### Aim of the exercise
Each line below that contains the word "kind" is to be counted; give only the final number.

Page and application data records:
================

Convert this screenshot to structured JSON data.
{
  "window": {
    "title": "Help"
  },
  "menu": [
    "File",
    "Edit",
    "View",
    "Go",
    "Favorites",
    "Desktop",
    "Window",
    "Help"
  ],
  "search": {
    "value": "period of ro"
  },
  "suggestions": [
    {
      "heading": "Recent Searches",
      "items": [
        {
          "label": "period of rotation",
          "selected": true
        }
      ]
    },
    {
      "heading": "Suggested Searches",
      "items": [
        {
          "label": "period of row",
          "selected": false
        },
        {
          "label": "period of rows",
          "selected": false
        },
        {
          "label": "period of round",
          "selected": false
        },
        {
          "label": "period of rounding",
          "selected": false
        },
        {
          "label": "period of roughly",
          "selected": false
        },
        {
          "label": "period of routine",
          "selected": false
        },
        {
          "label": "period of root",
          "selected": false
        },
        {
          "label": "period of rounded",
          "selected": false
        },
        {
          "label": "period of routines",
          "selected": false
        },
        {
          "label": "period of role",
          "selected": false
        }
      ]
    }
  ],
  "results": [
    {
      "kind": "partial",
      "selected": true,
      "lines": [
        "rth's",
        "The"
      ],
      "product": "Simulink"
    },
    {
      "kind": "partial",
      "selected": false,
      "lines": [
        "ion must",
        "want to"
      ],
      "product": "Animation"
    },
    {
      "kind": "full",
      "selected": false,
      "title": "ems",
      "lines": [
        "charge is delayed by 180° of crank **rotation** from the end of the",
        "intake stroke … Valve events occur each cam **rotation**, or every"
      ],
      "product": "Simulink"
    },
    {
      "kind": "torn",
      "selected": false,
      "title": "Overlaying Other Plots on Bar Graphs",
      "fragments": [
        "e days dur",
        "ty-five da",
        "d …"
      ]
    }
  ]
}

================

### Your solution
4